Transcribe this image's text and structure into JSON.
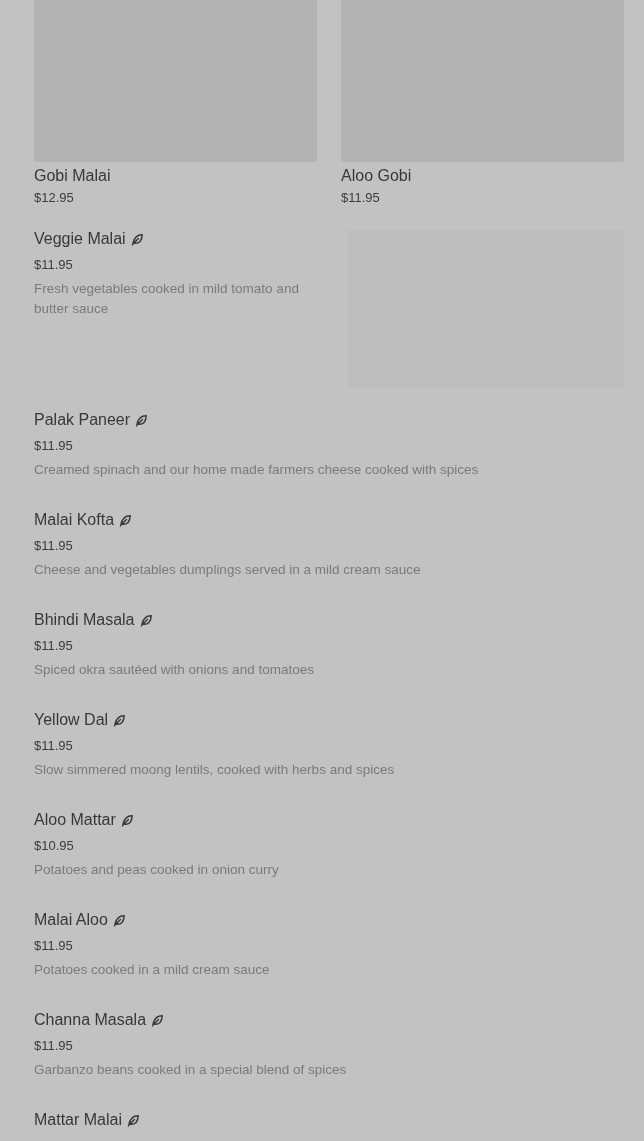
{
  "grid_items": [
    {
      "name": "Gobi Malai",
      "price": "$12.95"
    },
    {
      "name": "Aloo Gobi",
      "price": "$11.95"
    }
  ],
  "featured": {
    "name": "Veggie Malai",
    "vegetarian": true,
    "price": "$11.95",
    "description": "Fresh vegetables cooked in mild tomato and butter sauce"
  },
  "items": [
    {
      "name": "Palak Paneer",
      "vegetarian": true,
      "price": "$11.95",
      "description": "Creamed spinach and our home made farmers cheese cooked with spices"
    },
    {
      "name": "Malai Kofta",
      "vegetarian": true,
      "price": "$11.95",
      "description": "Cheese and vegetables dumplings served in a mild cream sauce"
    },
    {
      "name": "Bhindi Masala",
      "vegetarian": true,
      "price": "$11.95",
      "description": "Spiced okra sautéed with onions and tomatoes"
    },
    {
      "name": "Yellow Dal",
      "vegetarian": true,
      "price": "$11.95",
      "description": "Slow simmered moong lentils, cooked with herbs and spices"
    },
    {
      "name": "Aloo Mattar",
      "vegetarian": true,
      "price": "$10.95",
      "description": "Potatoes and peas cooked in onion curry"
    },
    {
      "name": "Malai Aloo",
      "vegetarian": true,
      "price": "$11.95",
      "description": "Potatoes cooked in a mild cream sauce"
    },
    {
      "name": "Channa Masala",
      "vegetarian": true,
      "price": "$11.95",
      "description": "Garbanzo beans cooked in a special blend of spices"
    },
    {
      "name": "Mattar Malai",
      "vegetarian": true
    }
  ]
}
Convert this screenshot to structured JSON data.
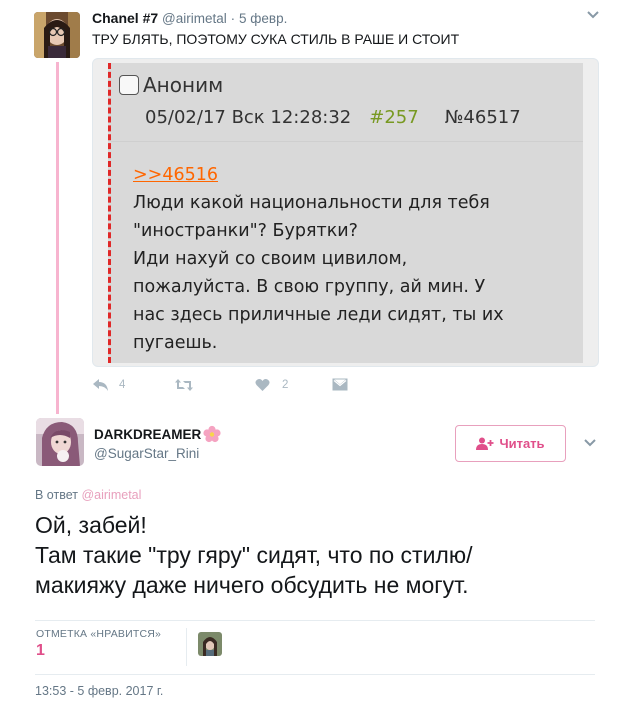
{
  "parent_tweet": {
    "author_name": "Chanel #7",
    "author_handle": "@airimetal",
    "separator": "·",
    "date": "5 февр.",
    "text": "ТРУ БЛЯТЬ, ПОЭТОМУ СУКА СТИЛЬ В РАШЕ И СТОИТ",
    "embedded_post": {
      "name": "Аноним",
      "datetime": "05/02/17 Вск 12:28:32",
      "post_num": "#257",
      "post_id": "№46517",
      "reply_link": ">>46516",
      "body_lines": [
        "Люди какой национальности для тебя",
        "\"иностранки\"? Бурятки?",
        "Иди нахуй со своим цивилом,",
        "пожалуйста. В свою группу, ай мин. У",
        "нас здесь приличные леди сидят, ты их",
        "пугаешь."
      ]
    },
    "actions": {
      "reply_count": "4",
      "retweet_count": "",
      "like_count": "2"
    }
  },
  "main_tweet": {
    "author_name": "DARKDREAMER",
    "author_handle": "@SugarStar_Rini",
    "follow_label": "Читать",
    "reply_prefix": "В ответ",
    "reply_mention": "@airimetal",
    "text_lines": [
      "Ой, забей!",
      "Там такие \"тру гяру\" сидят, что по стилю/",
      "макияжу даже ничего обсудить не могут."
    ],
    "likes_label": "ОТМЕТКА «НРАВИТСЯ»",
    "likes_count": "1",
    "timestamp": "13:53 - 5 февр. 2017 г."
  },
  "colors": {
    "accent_pink": "#e04f8a",
    "thread_line": "#f7b4cf",
    "greentext": "#789922",
    "link_orange": "#ff6600",
    "post_border_red": "#e02828"
  },
  "icons": [
    "chevron-down-icon",
    "reply-icon",
    "retweet-icon",
    "heart-icon",
    "direct-message-icon",
    "add-user-icon",
    "sakura-flower-icon"
  ]
}
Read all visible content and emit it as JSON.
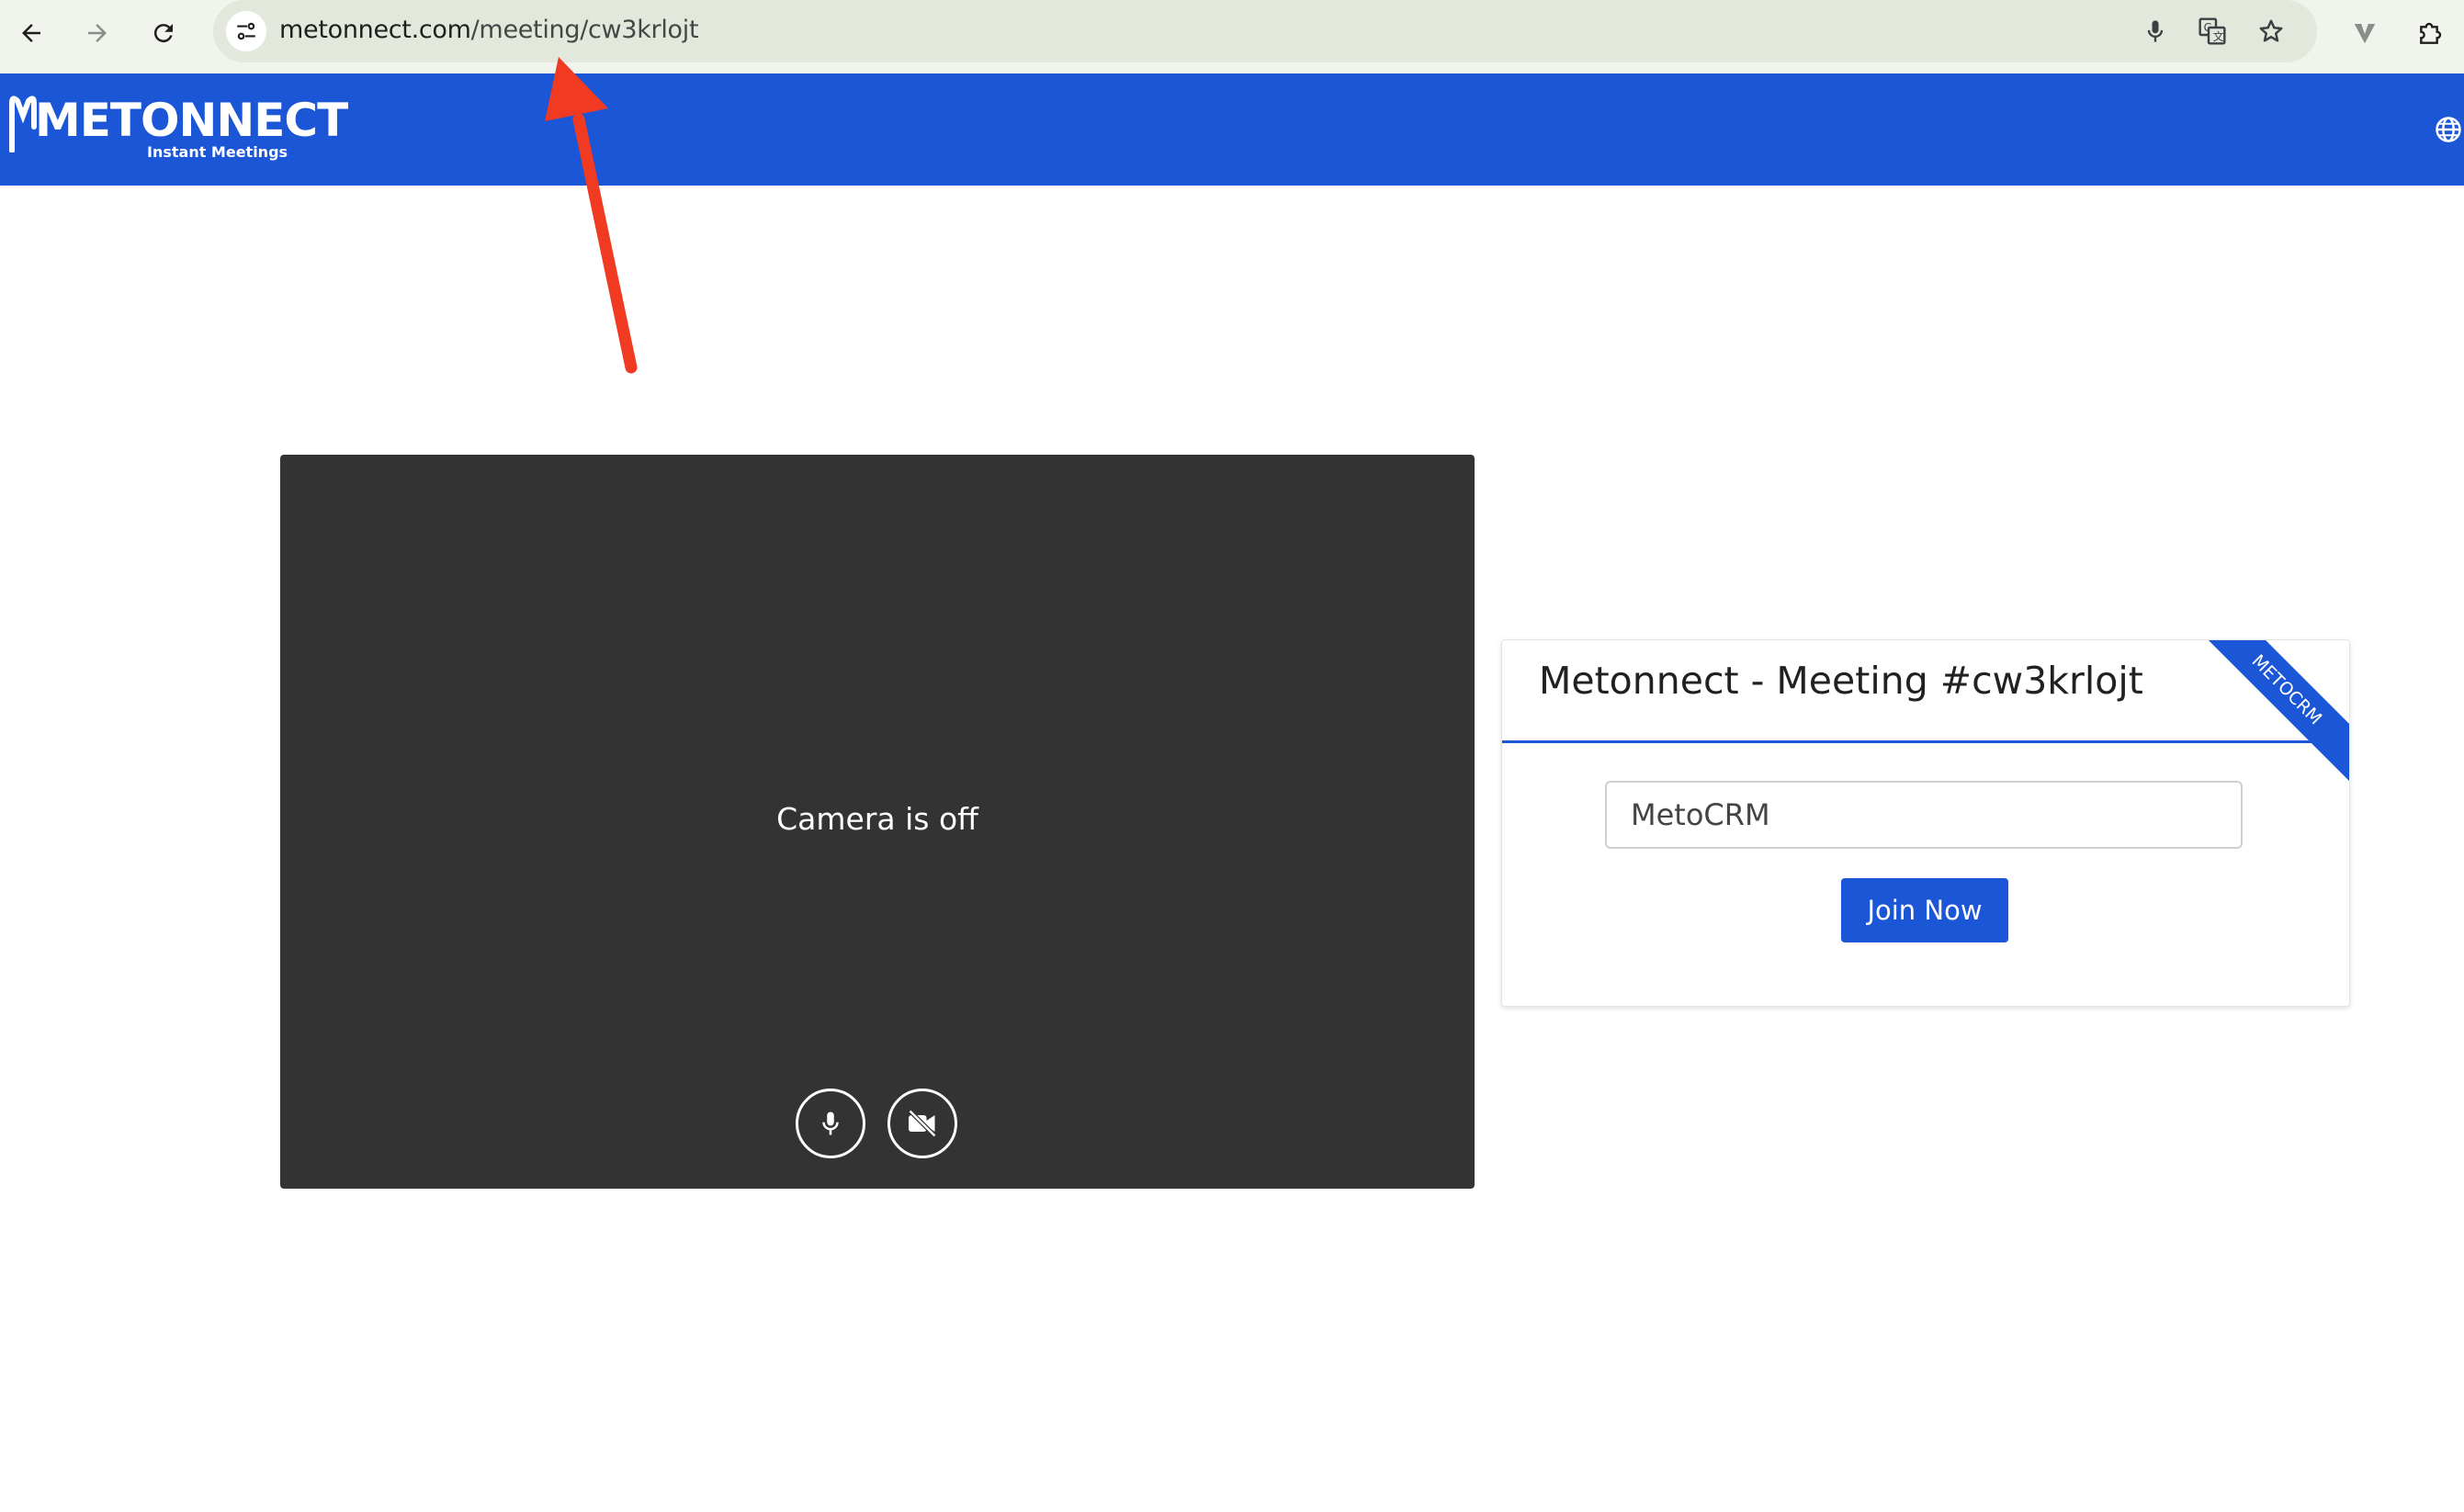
{
  "browser": {
    "url_domain": "metonnect.com",
    "url_path": "/meeting/cw3krlojt"
  },
  "header": {
    "logo_title": "METONNECT",
    "logo_subtitle": "Instant Meetings"
  },
  "video": {
    "status_text": "Camera is off"
  },
  "join_card": {
    "title": "Metonnect - Meeting #cw3krlojt",
    "ribbon_label": "METOCRM",
    "name_value": "MetoCRM",
    "join_label": "Join Now"
  },
  "colors": {
    "brand_blue": "#1a56d6",
    "video_background": "#333333",
    "annotation_arrow": "#f03a22"
  }
}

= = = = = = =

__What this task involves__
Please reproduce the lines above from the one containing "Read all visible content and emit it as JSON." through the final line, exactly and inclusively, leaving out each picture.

__Result of the exercise__
Read all visible content and emit it as JSON.
{
  "browser": {
    "url_domain": "metonnect.com",
    "url_path": "/meeting/cw3krlojt"
  },
  "header": {
    "logo_title": "METONNECT",
    "logo_subtitle": "Instant Meetings"
  },
  "video": {
    "status_text": "Camera is off"
  },
  "join_card": {
    "title": "Metonnect - Meeting #cw3krlojt",
    "ribbon_label": "METOCRM",
    "name_value": "MetoCRM",
    "join_label": "Join Now"
  },
  "colors": {
    "brand_blue": "#1a56d6",
    "video_background": "#333333",
    "annotation_arrow": "#f03a22"
  }
}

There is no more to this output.